Post-Modernism is similar to Modernism because in many respects the two movements are similar. Post-Modernism simply means that a new generation concluded, as its elders had done, that there are no certainties and that life has no meaning beyond what we can impose upon it. It is in technique that Post-Modernism distinguishes itself from Modernism and it started in Europe and Latin American in 1945 and in North America in 1960. In Post-Modernism, there was a notion that it was absurd that literature could see life steadily and see it whole. Instead, fragments, individual perceptions, incoherence and even drug-induced hallucinations seemed more real and in touch with the times than any claim of stability or unity. The stories I will be looking further in to, to see how they represent Post-Modernism, are: “The Babysitter,” by Robert Coover, “The Balloon,” by Donald Barthelme, and “Jealous Husband Returns in Form of Parrot,” by Robert Olen Butler, Jr.
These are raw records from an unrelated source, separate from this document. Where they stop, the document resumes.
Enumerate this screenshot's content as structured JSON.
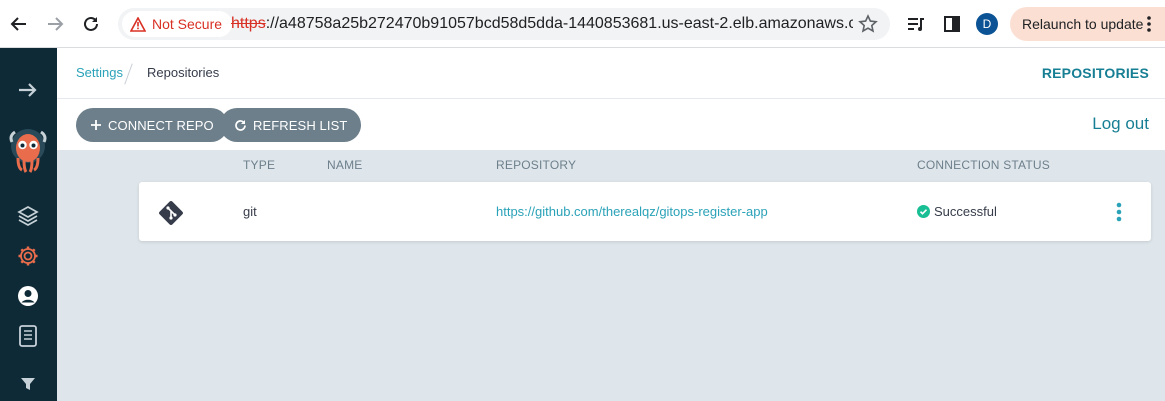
{
  "browser": {
    "security_label": "Not Secure",
    "url_scheme": "https",
    "url_rest": "://a48758a25b272470b91057bcd58d5dda-1440853681.us-east-2.elb.amazonaws.co...",
    "avatar_letter": "D",
    "relaunch_label": "Relaunch to update"
  },
  "sidebar": {
    "items": [
      "arrow-right-icon",
      "argo-logo",
      "layers-icon",
      "settings-gear-icon",
      "user-icon",
      "docs-icon",
      "filter-icon"
    ],
    "active_color": "#e96d4c"
  },
  "breadcrumb": {
    "parent": "Settings",
    "current": "Repositories"
  },
  "page_title": "REPOSITORIES",
  "toolbar": {
    "connect_repo": "CONNECT REPO",
    "refresh_list": "REFRESH LIST",
    "logout": "Log out"
  },
  "table": {
    "headers": {
      "type": "TYPE",
      "name": "NAME",
      "repository": "REPOSITORY",
      "connection_status": "CONNECTION STATUS"
    },
    "rows": [
      {
        "type": "git",
        "name": "",
        "repository": "https://github.com/therealqz/gitops-register-app",
        "connection_status": "Successful"
      }
    ]
  },
  "colors": {
    "accent": "#177f94",
    "link": "#2aa2b8",
    "success": "#18be94",
    "sidebar_bg": "#0e2a36"
  }
}
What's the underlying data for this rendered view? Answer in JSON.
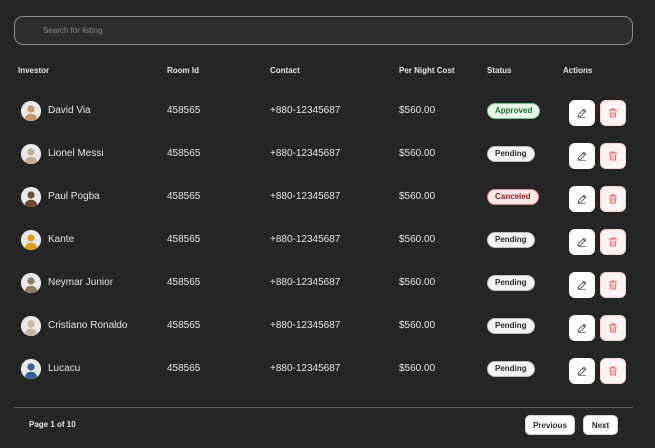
{
  "search": {
    "placeholder": "Search for listing"
  },
  "table": {
    "headers": {
      "investor": "Investor",
      "room_id": "Room Id",
      "contact": "Contact",
      "per_night_cost": "Per Night Cost",
      "status": "Status",
      "actions": "Actions"
    },
    "rows": [
      {
        "name": "David Via",
        "room_id": "458565",
        "contact": "+880-12345687",
        "cost": "$560.00",
        "status": "Approved",
        "status_kind": "approved",
        "avatar_color": "#c89a72"
      },
      {
        "name": "Lionel Messi",
        "room_id": "458565",
        "contact": "+880-12345687",
        "cost": "$560.00",
        "status": "Pending",
        "status_kind": "pending",
        "avatar_color": "#bfae9c"
      },
      {
        "name": "Paul Pogba",
        "room_id": "458565",
        "contact": "+880-12345687",
        "cost": "$560.00",
        "status": "Canceled",
        "status_kind": "canceled",
        "avatar_color": "#6b4a3a"
      },
      {
        "name": "Kante",
        "room_id": "458565",
        "contact": "+880-12345687",
        "cost": "$560.00",
        "status": "Pending",
        "status_kind": "pending",
        "avatar_color": "#d8a020"
      },
      {
        "name": "Neymar Junior",
        "room_id": "458565",
        "contact": "+880-12345687",
        "cost": "$560.00",
        "status": "Pending",
        "status_kind": "pending",
        "avatar_color": "#8b7f6a"
      },
      {
        "name": "Cristiano Ronaldo",
        "room_id": "458565",
        "contact": "+880-12345687",
        "cost": "$560.00",
        "status": "Pending",
        "status_kind": "pending",
        "avatar_color": "#c9b8a8"
      },
      {
        "name": "Lucacu",
        "room_id": "458565",
        "contact": "+880-12345687",
        "cost": "$560.00",
        "status": "Pending",
        "status_kind": "pending",
        "avatar_color": "#3c5f8c"
      }
    ]
  },
  "pagination": {
    "page_info": "Page 1 of 10",
    "previous_label": "Previous",
    "next_label": "Next"
  },
  "colors": {
    "background": "#252525",
    "delete_icon": "#e25c5c",
    "edit_icon": "#555555"
  },
  "icons": {
    "edit": "pencil-icon",
    "delete": "trash-icon"
  }
}
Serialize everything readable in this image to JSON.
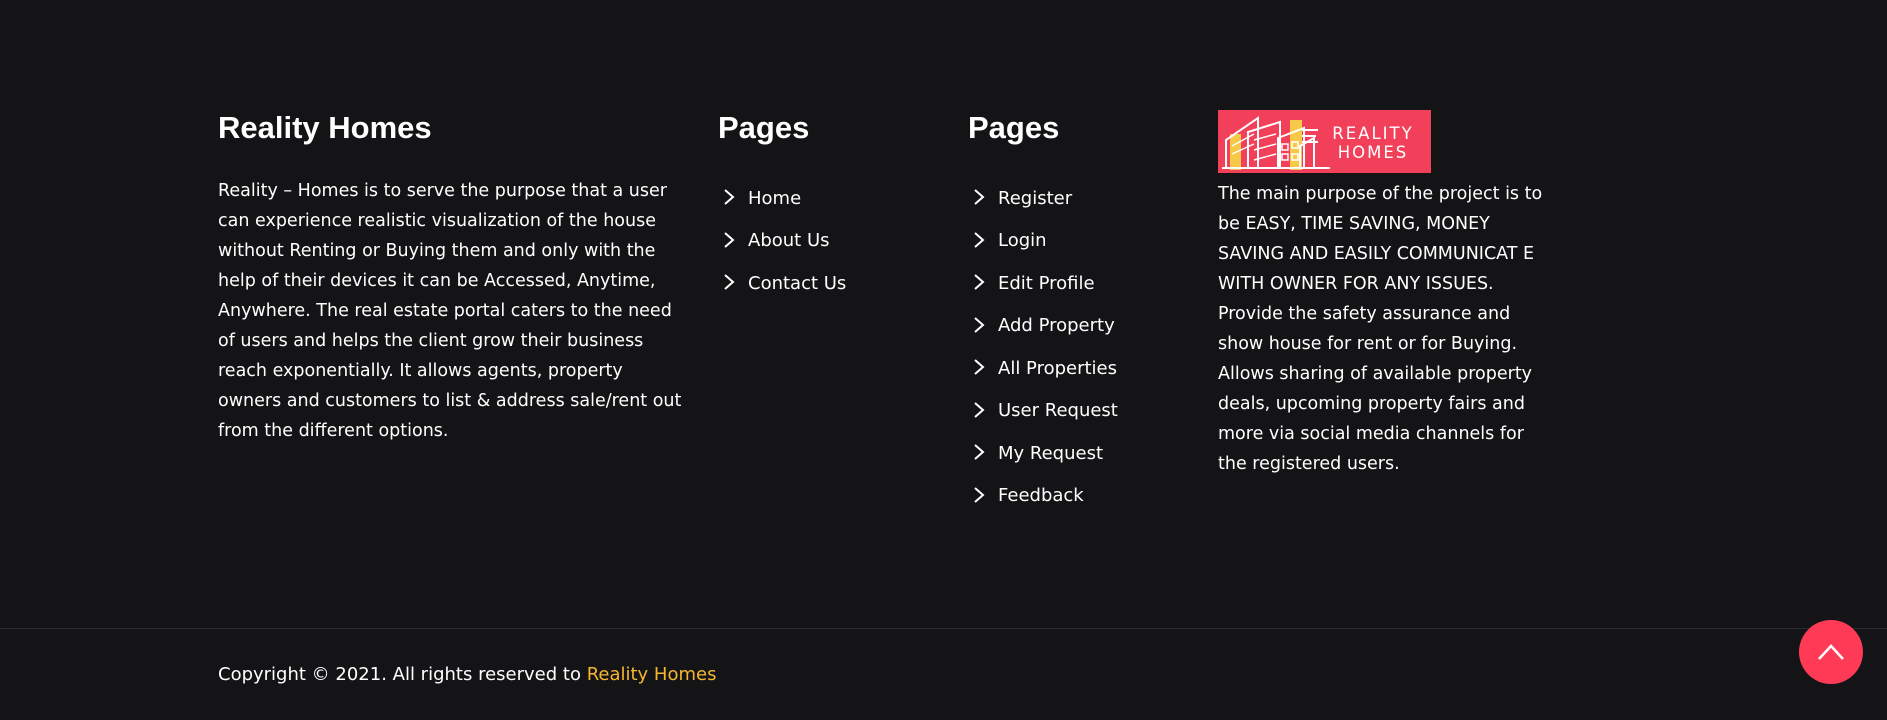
{
  "about": {
    "title": "Reality Homes",
    "text": "Reality – Homes is to serve the purpose that a user can experience realistic visualization of the house without Renting or Buying them and only with the help of their devices it can be Accessed, Anytime, Anywhere. The real estate portal caters to the need of users and helps the client grow their business reach exponentially. It allows agents, property owners and customers to list & address sale/rent out from the different options."
  },
  "pages_primary": {
    "title": "Pages",
    "links": [
      {
        "label": "Home"
      },
      {
        "label": "About Us"
      },
      {
        "label": "Contact Us"
      }
    ]
  },
  "pages_secondary": {
    "title": "Pages",
    "links": [
      {
        "label": "Register"
      },
      {
        "label": "Login"
      },
      {
        "label": "Edit Profile"
      },
      {
        "label": "Add Property"
      },
      {
        "label": "All Properties"
      },
      {
        "label": "User Request"
      },
      {
        "label": "My Request"
      },
      {
        "label": "Feedback"
      }
    ]
  },
  "purpose": {
    "logo_line1": "REALITY",
    "logo_line2": "HOMES",
    "text": "The main purpose of the project is to be EASY, TIME SAVING, MONEY SAVING AND EASILY COMMUNICAT E WITH OWNER FOR ANY ISSUES. Provide the safety assurance and show house for rent or for Buying. Allows sharing of available property deals, upcoming property fairs and more via social media channels for the registered users."
  },
  "footer": {
    "copyright_prefix": "Copyright © 2021. All rights reserved to ",
    "brand": "Reality Homes"
  },
  "icons": {
    "link_chevron": "chevron-right-icon",
    "scroll_top": "chevron-up-icon"
  },
  "colors": {
    "background": "#141416",
    "brand_accent": "#f5b731",
    "scroll_button": "#fe3a57",
    "logo_background": "#f2405a"
  }
}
“The Babysitter” is a fragmented story about a babysitter taking care of two children while their parents attend a cocktail party. The story has many elements of sexuality in it and the same storyline included different endings, such as the babysitting being raped by her boyfriend and his friend, the children’s father seducing the babysitter, and even the possibility of the young child drowning in the bathtub. The babysitter is watching television shows and switches back between a drama and a mystery, and this mirrors the fragmented situation that is given to the reader. This story represents Post-Modernism because Post-Modernism does not look for a unified sense of self in the individual; like the world the individual is a random collection or collage of miscellaneous pieces of the external culture. In this story, the reader can be very confused as to what is truly happening. Did she actually get raped by her boyfriend and his friend? Or did she get seduced by the children’s father? At the end of the story, we...
Please join StudyMode to read the full document